Bears Fonté at the Austin Film Festival shares his favorite tips for submitting to fests.
I agree with most of these, and this one made me laugh:
Don’t use fiber-filled envelopes. They are messy and get all over the office. They are impossible to open and may even end up all over your DVD.
Anyone anywhere who opens volumes of mail on a regular basis quickly comes to loathe those little time bombs of sawdust fluff.
With Fonté's last tip, however, I must respectfully disagree.
Finally, send a DVD if at all possible. . . Withoutabox and Vimeo and all sorts of video sharing sites have made it very easy for filmmakers to mass-enter film festivals, but consider the quality of the file you upload to these sites. Is it really capturing your film the way you want it to be seen?
True, the "secure online screeners" offered by Withoutabox are notoriously low-grade, and the fact that the site requires Flash to view them basically guarantees that the film will be watched on a computer screen. Vimeo, on the other hand, allows for HD uploads in a password-protected environment. (Unlike YouTube, which doesn't offer password protection.) Short of a Blu-Ray disc (which most fests don't accept), Vimeo offers the best presentation for your film, blowing DVD away in terms of resolution.

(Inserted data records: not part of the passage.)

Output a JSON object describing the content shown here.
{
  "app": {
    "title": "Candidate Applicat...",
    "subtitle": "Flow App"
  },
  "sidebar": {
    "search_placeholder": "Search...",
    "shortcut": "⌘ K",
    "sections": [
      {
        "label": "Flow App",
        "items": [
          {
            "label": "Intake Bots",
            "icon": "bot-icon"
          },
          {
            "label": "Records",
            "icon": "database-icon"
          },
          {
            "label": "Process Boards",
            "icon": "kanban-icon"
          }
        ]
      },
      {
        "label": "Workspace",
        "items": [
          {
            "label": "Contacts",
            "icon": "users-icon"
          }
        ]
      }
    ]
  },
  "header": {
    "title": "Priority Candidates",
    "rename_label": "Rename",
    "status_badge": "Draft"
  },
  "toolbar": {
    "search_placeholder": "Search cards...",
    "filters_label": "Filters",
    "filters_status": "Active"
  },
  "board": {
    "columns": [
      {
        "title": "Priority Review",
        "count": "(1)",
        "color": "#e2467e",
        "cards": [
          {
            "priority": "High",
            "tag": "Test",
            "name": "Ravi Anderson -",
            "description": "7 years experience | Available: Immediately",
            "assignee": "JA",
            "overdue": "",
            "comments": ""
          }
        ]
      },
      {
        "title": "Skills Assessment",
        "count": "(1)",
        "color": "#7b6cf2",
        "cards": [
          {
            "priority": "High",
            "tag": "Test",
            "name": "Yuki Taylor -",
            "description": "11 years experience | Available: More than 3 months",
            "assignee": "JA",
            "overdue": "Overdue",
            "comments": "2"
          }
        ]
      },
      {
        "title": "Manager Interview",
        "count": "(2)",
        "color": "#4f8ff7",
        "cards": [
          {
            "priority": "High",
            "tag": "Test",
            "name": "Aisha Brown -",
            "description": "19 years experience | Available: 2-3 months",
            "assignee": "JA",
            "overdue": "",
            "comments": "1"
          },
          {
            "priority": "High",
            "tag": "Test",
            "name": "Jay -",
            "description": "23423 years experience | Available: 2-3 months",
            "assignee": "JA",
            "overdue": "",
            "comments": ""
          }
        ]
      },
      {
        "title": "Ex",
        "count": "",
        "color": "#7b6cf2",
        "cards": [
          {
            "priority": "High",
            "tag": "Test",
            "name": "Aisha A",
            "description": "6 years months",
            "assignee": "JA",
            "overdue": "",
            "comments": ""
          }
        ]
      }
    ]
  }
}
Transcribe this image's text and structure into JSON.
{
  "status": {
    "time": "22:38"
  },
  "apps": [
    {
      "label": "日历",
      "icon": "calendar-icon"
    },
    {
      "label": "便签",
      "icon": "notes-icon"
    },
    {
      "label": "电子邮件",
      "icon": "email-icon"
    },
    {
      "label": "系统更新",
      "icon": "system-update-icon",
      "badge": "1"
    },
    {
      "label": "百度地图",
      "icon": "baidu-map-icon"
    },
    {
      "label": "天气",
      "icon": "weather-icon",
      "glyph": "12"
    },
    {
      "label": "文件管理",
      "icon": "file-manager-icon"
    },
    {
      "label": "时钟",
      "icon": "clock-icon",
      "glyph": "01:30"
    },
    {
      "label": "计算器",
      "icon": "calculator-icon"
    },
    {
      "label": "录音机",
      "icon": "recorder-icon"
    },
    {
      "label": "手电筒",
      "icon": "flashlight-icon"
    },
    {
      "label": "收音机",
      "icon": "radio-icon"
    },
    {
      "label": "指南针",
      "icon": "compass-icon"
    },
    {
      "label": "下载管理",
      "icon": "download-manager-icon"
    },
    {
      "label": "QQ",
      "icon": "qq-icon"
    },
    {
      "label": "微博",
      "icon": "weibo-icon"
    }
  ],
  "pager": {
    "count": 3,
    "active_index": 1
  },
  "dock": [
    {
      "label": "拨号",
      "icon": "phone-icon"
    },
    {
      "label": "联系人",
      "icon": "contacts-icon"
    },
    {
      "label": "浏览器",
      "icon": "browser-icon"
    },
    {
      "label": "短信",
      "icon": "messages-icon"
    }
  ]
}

The way your film looks on screen matters less than you think, regardless of the screening format. Especially at a festival like Austin, which prizes strong narratives above all else, festival programmers are looking for story first, fancy cinematography second. (Or third or fourth, honestly.) With camera technology being what it is, these days it's easier than ever to make a film that looks terrific. Telling a great story is still as hard as it ever was.
More importantly, a film that is available online can really be watched two ways, by a person sitting at a desk at a computer monitor, or by a person with a lap top (or tablet) on their lap. Again, is that how you want your film viewed? If you send a DVD or Blu Ray, it might be watched on 52” TV, sitting on a couch with a bowl of popcorn.
If you're talking about Withoutabox, he's probably right (except the tablet part – tablets don't run Flash, which just further emphasizes how dated WAB's technology is). Vimeo, however, is quite living-room friendly. With a number of different inexpensive set-top boxes, I can stream Vimeo to my flat screen all day long. (I particularly like the combination of an iPad and an AppleTV.) And unlike the irritating experience of loading and unloading DVDs from my player located inconveniently across the room (and waiting for them to load, and sitting through whatever menu screen or other pre-roll material the filmmaker saw fit to include), Vimeo lets me burn through a marathon of short films without ever leaving the couch. (A first-world problem, I know.)
What really convinced me that DVDs were done as a festival judging format was my experience handling submission screeners for our volunteer screening committee at the Atlanta Film Festival this past year. Our film judges watched hundreds of films each on Withoutabox and Vimeo. When it came to DVDs, however, it became very difficult to get anyone to come to the office to pick up discs and even harder to get those discs back. Not that I blame them – why spend time and gas schlepping between home and festival office when so many films are only as far as an internet connection? We eventually resorted to asking everyone who had submitted on DVD to send us a Vimeo link.
As a filmmaker, online screeners are preferable not only because they cost nothing to ship, but because they can be upgraded at will to reflect the latest edits, color corrections, sound sweetening, and other improvements. Filmmakers are forever asking festivals if they can submit newer versions of their films. (Answer: usually yes, though if the previous version was watched already, the newer copy probably won't be.) With an online screener, you don't even have to ask.
Our festival still accepts DVD as a submission format, but we always ask for a private online screener link in addition to that. This year we're not even circulating DVDs outside the office. That brings me to my final point: when it comes to festival submissions, a DVD is the least accessible way to present your film to the selection committee. Only one person can have possession of it at any one time (sometimes discs languish on coffee tables for weeks), which ultimately means that fewer people will see the film. If fewer people see your film, fewer people will fight for it when decision time comes.
Ultimately, you should submit in one of the formats preferred by the festival in question. Somewhere out there I'm sure there's a festival that still only accepts submissions on DVD. If you're submitting to that festival, or if I've failed to convince you that DVDs are about as relevant as floppy disks, be sure to read my tips on properly labeling your DVDs (spoiler: paper labels are evil).